[ii] CAB 66-7 [WP. (40) 168; also C.O.S. (40) 390]. Bell, A Certain Eventuality, 31: “a euphemistic wording regularly used in such papers in place of a direct reference to a French collapse?”

[iii] This assumption very much mistaken was predominant in the Board of Economic Warfare. “Its main activities are recorded in a number of reasonably honest, though regrettably bland, official publications, such as W. N. Medlicott’s The Economic Blockade (London, 1952), whose first sen­tence reads: ‘Too much, it is now agreed, was expected of the blockade in the Second World War? Indeed, Great Expectations reigned, at least on paper, in the Bleak House of the London School of Economics where the new ministry had its home at first. . . . [But then] Chamberlain’s war strat­egy, too, rested on his trust in the efficacy of the blockade; he ‘did not believe that the enemy could face a second winter? . . . [Yet] until the middle of 1944 the German economy had no general difficulties in provid­ing its war materials” (Lukacs, The Last European War, 232—33).

[iv] Bell,A Certain Eventuality, 50.

[v] C.O.S. 40(391), not identical with 390.

[vi] CAB 65/13 WM 139.

[vii] Cadogan, Diaries, 290. (Late on Saturday night Gladwyn Jebb had met with Paresci.) Bastianini was “timid” because he feared Mussolini, who had already instructed his ambassadors in London and Paris and Washington not to engage in substantial negotiations. There is no record of his short conversations with Halifax on Sunday, unless it is subsumed within the report he drafted about their talk on the previous day which may have been the reason of the relative lateness of his summary dispatch to Rome. See above, p. 93.

[viii] Villelume,Journal d’une defaite, 356. Alexis Léger, the secretary-general of the Foreign Ministry, inclined to Churchill. This did not matter much, though somehow it was made known to the arch-appeaser Horace Wilson, whom Churchill had thrown out of Downing Street a fortnight before and who had then written that “Léger was violently anti-German, equally vio­lently anti-Italian, and he must bear much of the responsibility for the failure to take advantage of the opportunities offered from time to time, by either Hitler or Mussolini for some kind of rapprochement?” That would come to Churchill’s attention in October 1941, when he was threatened by another potential collapse, that of the Russian army. Horace Wilson Papers, CAJ3 127/158.
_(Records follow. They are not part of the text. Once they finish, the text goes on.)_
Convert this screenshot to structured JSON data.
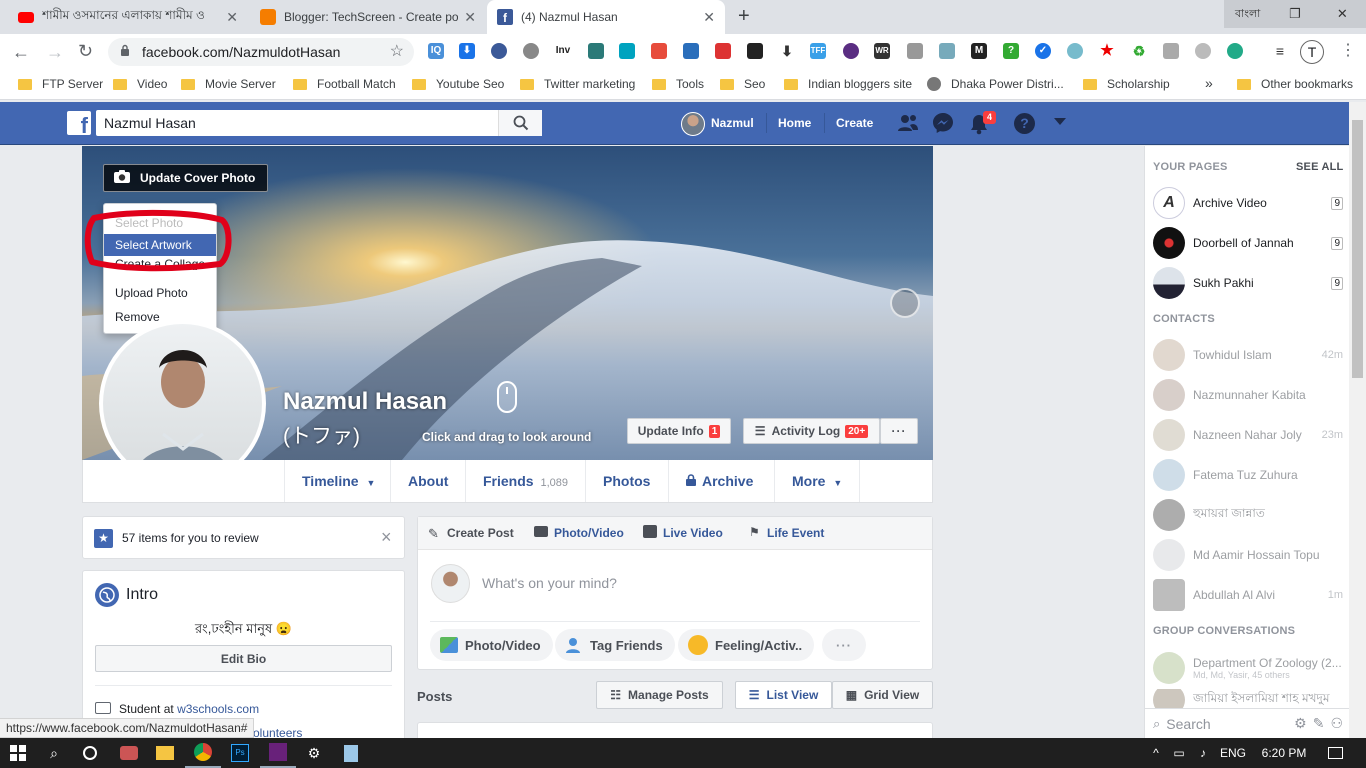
{
  "browser": {
    "tabs": [
      {
        "title": "শামীম ওসমানের এলাকায় শামীম ও"
      },
      {
        "title": "Blogger: TechScreen - Create pos"
      },
      {
        "title": "(4) Nazmul Hasan"
      }
    ],
    "new_tab": "+",
    "url": "facebook.com/NazmuldotHasan",
    "window_lang": "বাংলা",
    "bookmarks": [
      "FTP Server",
      "Video",
      "Movie Server",
      "Football Match",
      "Youtube Seo",
      "Twitter marketing",
      "Tools",
      "Seo",
      "Indian bloggers site",
      "Dhaka Power Distri...",
      "Scholarship"
    ],
    "more_bookmarks": "»",
    "other_bookmarks": "Other bookmarks",
    "status_url": "https://www.facebook.com/NazmuldotHasan#"
  },
  "fb": {
    "logo": "f",
    "search_value": "Nazmul Hasan",
    "user": "Nazmul",
    "home": "Home",
    "create": "Create",
    "notif_count": "4"
  },
  "cover": {
    "update_cover_label": "Update Cover Photo",
    "menu": [
      "Select Photo",
      "Select Artwork",
      "Create a Collage",
      "Upload Photo",
      "Remove"
    ],
    "drag_hint": "Click and drag to look around",
    "name": "Nazmul Hasan",
    "alt_name": "(トファ)",
    "update_info": "Update Info",
    "update_info_badge": "1",
    "activity_log": "Activity Log",
    "activity_badge": "20+",
    "more_dots": "···"
  },
  "profile_tabs": [
    {
      "label": "Timeline",
      "caret": "▼"
    },
    {
      "label": "About"
    },
    {
      "label": "Friends",
      "count": "1,089"
    },
    {
      "label": "Photos"
    },
    {
      "label": "Archive"
    },
    {
      "label": "More",
      "caret": "▼"
    }
  ],
  "review": {
    "text": "57 items for you to review",
    "close": "×"
  },
  "intro": {
    "title": "Intro",
    "bio": "রং,ঢংহীন মানুষ 😦",
    "edit_bio": "Edit Bio",
    "student_prefix": "Student at",
    "student_link": "w3schools.com",
    "volunteers": "olunteers"
  },
  "composer": {
    "tabs": [
      "Create Post",
      "Photo/Video",
      "Live Video",
      "Life Event"
    ],
    "placeholder": "What's on your mind?",
    "actions": [
      "Photo/Video",
      "Tag Friends",
      "Feeling/Activ..."
    ],
    "more": "···"
  },
  "posts": {
    "title": "Posts",
    "manage": "Manage Posts",
    "list_view": "List View",
    "grid_view": "Grid View"
  },
  "sidebar": {
    "your_pages": "YOUR PAGES",
    "see_all": "SEE ALL",
    "pages": [
      {
        "name": "Archive Video",
        "count": "9"
      },
      {
        "name": "Doorbell of Jannah",
        "count": "9"
      },
      {
        "name": "Sukh Pakhi",
        "count": "9"
      }
    ],
    "contacts_title": "CONTACTS",
    "contacts": [
      {
        "name": "Towhidul Islam",
        "time": "42m"
      },
      {
        "name": "Nazmunnaher Kabita",
        "time": ""
      },
      {
        "name": "Nazneen Nahar Joly",
        "time": "23m"
      },
      {
        "name": "Fatema Tuz Zuhura",
        "time": ""
      },
      {
        "name": "হুমায়রা জান্নাত",
        "time": ""
      },
      {
        "name": "Md Aamir Hossain Topu",
        "time": ""
      },
      {
        "name": "Abdullah Al Alvi",
        "time": "1m"
      }
    ],
    "groups_title": "GROUP CONVERSATIONS",
    "groups": [
      {
        "name": "Department Of Zoology (2...",
        "sub": "Md, Md, Yasir, 45 others"
      },
      {
        "name": "জামিয়া ইসলামিয়া শাহ মখদুম",
        "sub": ""
      }
    ],
    "search_placeholder": "Search"
  },
  "taskbar": {
    "lang": "ENG",
    "time": "6:20 PM"
  },
  "colors": {
    "fb_blue": "#4267b2",
    "link": "#365899",
    "badge": "#fa3e3e",
    "highlight_ring": "#e0001a"
  }
}
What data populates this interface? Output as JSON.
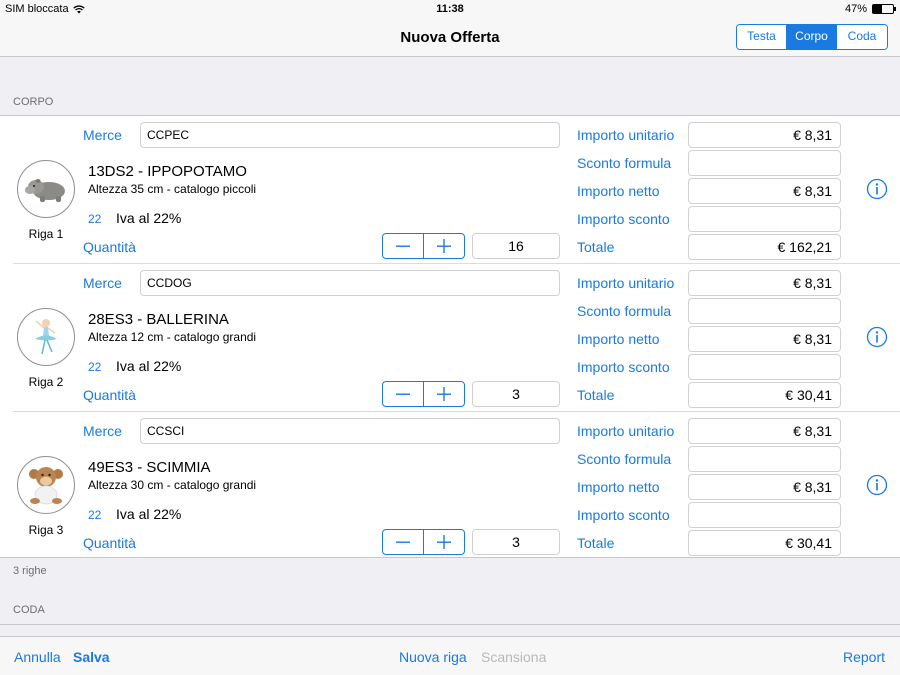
{
  "status_bar": {
    "carrier": "SIM bloccata",
    "time": "11:38",
    "battery": "47%",
    "battery_level": 0.47
  },
  "nav": {
    "title": "Nuova Offerta",
    "segments": [
      {
        "label": "Testa",
        "active": false
      },
      {
        "label": "Corpo",
        "active": true
      },
      {
        "label": "Coda",
        "active": false
      }
    ]
  },
  "sections": {
    "corpo": "CORPO",
    "coda": "CODA",
    "count": "3 righe"
  },
  "labels": {
    "merce": "Merce",
    "quantita": "Quantità",
    "importo_unitario": "Importo unitario",
    "sconto_formula": "Sconto formula",
    "importo_netto": "Importo netto",
    "importo_sconto": "Importo sconto",
    "totale": "Totale"
  },
  "rows": [
    {
      "riga": "Riga 1",
      "merce": "CCPEC",
      "title": "13DS2 - IPPOPOTAMO",
      "desc": "Altezza 35 cm - catalogo piccoli",
      "iva_code": "22",
      "iva_text": "Iva al 22%",
      "quantity": "16",
      "importo_unitario": "€ 8,31",
      "sconto_formula": "",
      "importo_netto": "€ 8,31",
      "importo_sconto": "",
      "totale": "€ 162,21",
      "image": "hippo-plush"
    },
    {
      "riga": "Riga 2",
      "merce": "CCDOG",
      "title": "28ES3 - BALLERINA",
      "desc": "Altezza 12 cm - catalogo grandi",
      "iva_code": "22",
      "iva_text": "Iva al 22%",
      "quantity": "3",
      "importo_unitario": "€ 8,31",
      "sconto_formula": "",
      "importo_netto": "€ 8,31",
      "importo_sconto": "",
      "totale": "€ 30,41",
      "image": "ballerina-figure"
    },
    {
      "riga": "Riga 3",
      "merce": "CCSCI",
      "title": "49ES3 - SCIMMIA",
      "desc": "Altezza 30 cm - catalogo grandi",
      "iva_code": "22",
      "iva_text": "Iva al 22%",
      "quantity": "3",
      "importo_unitario": "€ 8,31",
      "sconto_formula": "",
      "importo_netto": "€ 8,31",
      "importo_sconto": "",
      "totale": "€ 30,41",
      "image": "monkey-plush"
    }
  ],
  "toolbar": {
    "annulla": "Annulla",
    "salva": "Salva",
    "nuova_riga": "Nuova riga",
    "scansiona": "Scansiona",
    "report": "Report"
  },
  "colors": {
    "accent": "#1a7ae0",
    "background": "#efeff4",
    "disabled": "#b8b8bd"
  }
}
[ix] See below, pp. 116—17, 120.

[x] CAB 65/13 WM 140.